If left unchecked, improper dietary fat consumption can lead down a path to severe health problems. An increased level of lipids, triacylglycerols, and cholesterol in the blood is called hyperlipidemia. HyperlipidemiaA term that refers to any number of conditions characterized by excessive amounts of fat in the blood. is inclusive of several conditions but more commonly refers to high cholesterol and triacylglycerol levels. When blood lipid levels are high, any number of adverse health problems may ensue. Consider the following:
Remember that saturated fats are found in large amounts in foods of animal origin. They should be limited within the diet. Polyunsaturated fats are generally obtained from nonanimal sources.
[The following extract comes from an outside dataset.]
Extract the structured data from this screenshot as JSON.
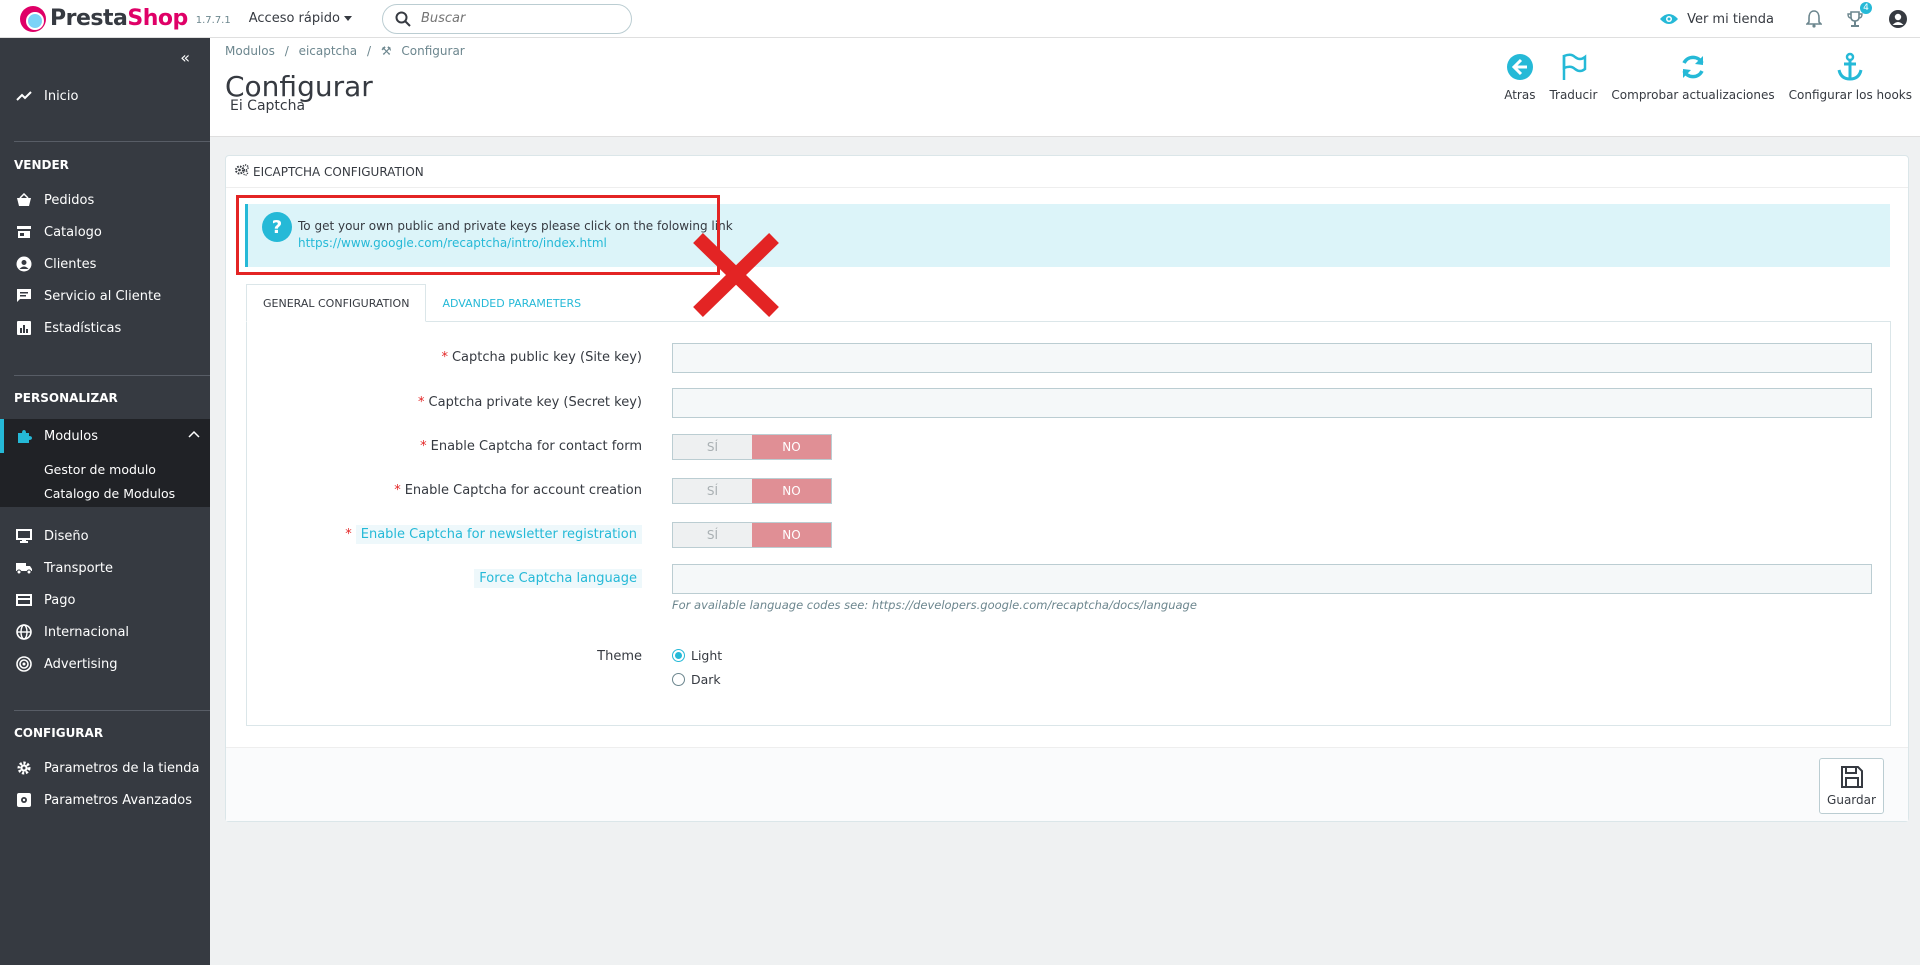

While they are beneficial for lowering bad cholesterol they also lower good cholesterol. They are better for you than saturated fats but are not to be consumed in excess. Monounsaturated fats are of plant origin and are found in most nuts, seeds, seed oils, olive oil, canola oil, and legumes. Monounsaturated fats are excellent because they not only lower bad cholesterol, but also they elevate the good cholesterol. Replace current dietary fats with an increased intake of monounsaturated fats.
Choose whole-grain and high-fiber foods. Reduced risk for cardiovascular disease has been associated with diets that are high in whole grains and fiber. Fiber also slows down cholesterol absorption. The AHA recommends that at least half of daily grain intake should originate from whole grains. The Adequate Intake value for fiber is 14 grams per 1,000 kilocalories. These amounts are based upon the amount of fiber that has been shown to reduce cardiovascular risk.
Do not be sedentary. Get more exercise on a regular basis. Increasing your energy expenditure by just twenty minutes of physical activity at least three times per week will improve your overall health. Physical exercise can help you manage or prevent high blood pressure and blood cholesterol levels. Regular activity raises HDL while at the same time decreases triacylglycerols and plaque buildup in the arteries. Calories are burned consistently, making it easier to lose and manage weight. Circulation will improve, the body will be better oxygenated, and the heart and blood vessels will function more efficiently.